Top of Listed entries
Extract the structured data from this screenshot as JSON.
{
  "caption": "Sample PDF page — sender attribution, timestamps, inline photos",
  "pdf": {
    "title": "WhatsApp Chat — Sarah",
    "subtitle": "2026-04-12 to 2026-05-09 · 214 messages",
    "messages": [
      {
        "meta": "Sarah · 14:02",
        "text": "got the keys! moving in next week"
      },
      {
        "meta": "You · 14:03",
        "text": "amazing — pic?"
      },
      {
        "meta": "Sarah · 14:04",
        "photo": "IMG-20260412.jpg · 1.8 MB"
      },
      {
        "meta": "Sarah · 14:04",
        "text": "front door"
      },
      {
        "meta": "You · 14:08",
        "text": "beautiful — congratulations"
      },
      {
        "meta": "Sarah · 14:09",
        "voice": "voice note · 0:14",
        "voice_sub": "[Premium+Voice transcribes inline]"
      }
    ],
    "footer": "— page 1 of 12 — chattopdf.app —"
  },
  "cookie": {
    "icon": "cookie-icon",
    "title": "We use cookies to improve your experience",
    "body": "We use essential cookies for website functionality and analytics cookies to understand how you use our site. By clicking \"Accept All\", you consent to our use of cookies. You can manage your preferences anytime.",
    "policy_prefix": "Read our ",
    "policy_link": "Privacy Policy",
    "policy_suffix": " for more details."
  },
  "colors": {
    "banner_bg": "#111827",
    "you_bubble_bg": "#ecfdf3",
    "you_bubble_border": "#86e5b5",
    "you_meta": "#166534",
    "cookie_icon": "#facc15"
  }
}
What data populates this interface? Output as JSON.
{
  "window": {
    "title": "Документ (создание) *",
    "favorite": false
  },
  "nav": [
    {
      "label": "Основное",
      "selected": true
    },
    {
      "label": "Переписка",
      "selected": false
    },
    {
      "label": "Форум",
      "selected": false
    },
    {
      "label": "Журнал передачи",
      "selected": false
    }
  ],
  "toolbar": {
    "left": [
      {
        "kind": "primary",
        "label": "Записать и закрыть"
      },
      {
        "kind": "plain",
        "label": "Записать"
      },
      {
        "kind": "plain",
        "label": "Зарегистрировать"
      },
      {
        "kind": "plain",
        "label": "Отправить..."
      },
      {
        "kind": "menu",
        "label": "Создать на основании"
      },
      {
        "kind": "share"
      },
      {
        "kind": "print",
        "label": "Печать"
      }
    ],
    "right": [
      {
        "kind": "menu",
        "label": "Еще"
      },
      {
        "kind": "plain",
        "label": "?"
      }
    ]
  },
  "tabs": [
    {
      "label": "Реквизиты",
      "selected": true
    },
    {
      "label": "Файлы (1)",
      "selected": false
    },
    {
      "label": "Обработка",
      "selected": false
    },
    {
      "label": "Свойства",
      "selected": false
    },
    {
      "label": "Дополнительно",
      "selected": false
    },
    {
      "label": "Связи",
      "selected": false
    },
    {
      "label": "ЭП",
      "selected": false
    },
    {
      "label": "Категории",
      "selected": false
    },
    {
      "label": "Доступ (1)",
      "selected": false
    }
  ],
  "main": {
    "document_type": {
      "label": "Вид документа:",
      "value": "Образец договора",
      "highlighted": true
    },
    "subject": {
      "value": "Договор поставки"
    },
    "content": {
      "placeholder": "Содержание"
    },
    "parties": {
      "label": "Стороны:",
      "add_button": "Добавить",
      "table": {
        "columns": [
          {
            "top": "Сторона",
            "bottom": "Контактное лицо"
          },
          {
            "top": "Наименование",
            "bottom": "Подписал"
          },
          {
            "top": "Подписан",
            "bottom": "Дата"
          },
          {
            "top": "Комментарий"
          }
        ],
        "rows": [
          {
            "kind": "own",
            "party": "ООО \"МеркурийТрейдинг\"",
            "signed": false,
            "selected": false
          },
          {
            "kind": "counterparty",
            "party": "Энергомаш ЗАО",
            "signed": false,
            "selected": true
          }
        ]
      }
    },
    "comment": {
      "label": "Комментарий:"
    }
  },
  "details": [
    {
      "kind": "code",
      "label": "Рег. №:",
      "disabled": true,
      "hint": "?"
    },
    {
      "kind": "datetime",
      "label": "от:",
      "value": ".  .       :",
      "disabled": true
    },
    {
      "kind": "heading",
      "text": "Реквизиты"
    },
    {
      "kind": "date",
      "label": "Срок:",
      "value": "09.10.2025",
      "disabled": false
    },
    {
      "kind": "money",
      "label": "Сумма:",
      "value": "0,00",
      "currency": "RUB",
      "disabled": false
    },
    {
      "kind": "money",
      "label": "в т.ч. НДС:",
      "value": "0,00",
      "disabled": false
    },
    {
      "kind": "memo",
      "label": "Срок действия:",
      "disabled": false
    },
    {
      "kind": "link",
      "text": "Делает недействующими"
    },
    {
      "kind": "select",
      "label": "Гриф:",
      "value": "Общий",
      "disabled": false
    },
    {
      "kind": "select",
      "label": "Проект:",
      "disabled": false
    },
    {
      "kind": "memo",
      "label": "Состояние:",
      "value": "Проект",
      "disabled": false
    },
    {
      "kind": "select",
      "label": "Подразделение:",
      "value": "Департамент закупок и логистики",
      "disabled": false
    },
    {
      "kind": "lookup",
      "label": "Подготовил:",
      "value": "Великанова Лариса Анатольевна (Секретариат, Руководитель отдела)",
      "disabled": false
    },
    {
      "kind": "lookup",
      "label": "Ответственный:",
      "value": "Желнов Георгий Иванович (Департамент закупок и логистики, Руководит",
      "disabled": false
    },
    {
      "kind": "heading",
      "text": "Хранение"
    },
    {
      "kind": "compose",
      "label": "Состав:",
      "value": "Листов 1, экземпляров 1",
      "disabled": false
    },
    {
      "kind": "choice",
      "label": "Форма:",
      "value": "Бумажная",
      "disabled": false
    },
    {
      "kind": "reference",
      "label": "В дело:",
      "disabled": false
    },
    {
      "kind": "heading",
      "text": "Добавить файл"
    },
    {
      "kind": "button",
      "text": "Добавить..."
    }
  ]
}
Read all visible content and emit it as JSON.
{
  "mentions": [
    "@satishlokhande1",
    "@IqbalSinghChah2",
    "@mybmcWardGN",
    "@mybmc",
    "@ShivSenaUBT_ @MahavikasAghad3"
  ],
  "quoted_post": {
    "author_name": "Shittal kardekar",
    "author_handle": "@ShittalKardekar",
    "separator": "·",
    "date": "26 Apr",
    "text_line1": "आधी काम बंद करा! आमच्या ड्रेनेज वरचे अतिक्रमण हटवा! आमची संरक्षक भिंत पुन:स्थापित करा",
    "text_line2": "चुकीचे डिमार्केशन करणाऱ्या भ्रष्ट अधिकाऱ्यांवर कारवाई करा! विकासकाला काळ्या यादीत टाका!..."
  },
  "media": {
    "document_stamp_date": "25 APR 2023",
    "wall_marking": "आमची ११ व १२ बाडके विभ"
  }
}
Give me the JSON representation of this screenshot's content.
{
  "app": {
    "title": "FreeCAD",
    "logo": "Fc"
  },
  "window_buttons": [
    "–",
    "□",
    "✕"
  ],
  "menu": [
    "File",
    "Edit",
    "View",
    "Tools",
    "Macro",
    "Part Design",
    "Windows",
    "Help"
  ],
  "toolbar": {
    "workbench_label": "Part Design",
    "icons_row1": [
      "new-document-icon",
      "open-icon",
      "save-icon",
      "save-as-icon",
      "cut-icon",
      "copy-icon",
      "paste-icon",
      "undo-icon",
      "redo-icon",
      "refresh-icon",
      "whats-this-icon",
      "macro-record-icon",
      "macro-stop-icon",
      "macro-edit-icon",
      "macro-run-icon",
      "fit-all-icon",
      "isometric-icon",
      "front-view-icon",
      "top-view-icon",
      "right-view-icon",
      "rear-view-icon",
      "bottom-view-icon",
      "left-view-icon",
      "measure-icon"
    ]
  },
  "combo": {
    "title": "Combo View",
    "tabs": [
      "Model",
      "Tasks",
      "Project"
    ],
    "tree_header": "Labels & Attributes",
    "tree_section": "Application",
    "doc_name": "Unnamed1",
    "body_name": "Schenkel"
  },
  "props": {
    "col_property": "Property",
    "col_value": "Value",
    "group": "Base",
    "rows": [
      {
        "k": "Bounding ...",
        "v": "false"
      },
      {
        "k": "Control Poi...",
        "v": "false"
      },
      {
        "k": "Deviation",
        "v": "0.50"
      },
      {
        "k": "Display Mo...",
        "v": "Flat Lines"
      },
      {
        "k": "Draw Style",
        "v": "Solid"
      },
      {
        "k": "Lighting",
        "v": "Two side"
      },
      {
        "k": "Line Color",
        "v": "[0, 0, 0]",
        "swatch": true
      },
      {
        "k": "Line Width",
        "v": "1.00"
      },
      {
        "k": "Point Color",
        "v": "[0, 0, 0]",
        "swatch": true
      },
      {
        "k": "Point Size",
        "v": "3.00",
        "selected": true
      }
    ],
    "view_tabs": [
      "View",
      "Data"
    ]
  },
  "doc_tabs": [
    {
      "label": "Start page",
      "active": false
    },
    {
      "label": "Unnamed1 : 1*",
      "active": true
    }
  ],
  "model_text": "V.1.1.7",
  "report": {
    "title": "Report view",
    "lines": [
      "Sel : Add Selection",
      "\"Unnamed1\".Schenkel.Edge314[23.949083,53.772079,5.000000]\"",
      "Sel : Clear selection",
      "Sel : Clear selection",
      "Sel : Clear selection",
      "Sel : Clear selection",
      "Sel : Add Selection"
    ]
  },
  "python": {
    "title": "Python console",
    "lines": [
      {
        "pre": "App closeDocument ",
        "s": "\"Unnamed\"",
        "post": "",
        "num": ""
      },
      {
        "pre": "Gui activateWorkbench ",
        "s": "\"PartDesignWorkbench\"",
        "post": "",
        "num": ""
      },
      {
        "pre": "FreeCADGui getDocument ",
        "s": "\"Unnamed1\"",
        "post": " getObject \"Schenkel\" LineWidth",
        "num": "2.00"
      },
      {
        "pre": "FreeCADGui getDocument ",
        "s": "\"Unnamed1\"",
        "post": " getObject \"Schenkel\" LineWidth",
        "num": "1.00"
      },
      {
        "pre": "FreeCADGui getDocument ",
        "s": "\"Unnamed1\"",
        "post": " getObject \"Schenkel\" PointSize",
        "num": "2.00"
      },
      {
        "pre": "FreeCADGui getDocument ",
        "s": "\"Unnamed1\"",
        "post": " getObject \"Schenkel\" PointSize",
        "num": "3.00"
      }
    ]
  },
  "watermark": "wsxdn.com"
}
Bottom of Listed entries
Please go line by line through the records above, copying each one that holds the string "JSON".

◆ **Response**
Extract the structured data from this screenshot as JSON.
What data populates this interface? Output as JSON.
Read all visible content and emit it as JSON.
Give me the JSON representation of this screenshot's content.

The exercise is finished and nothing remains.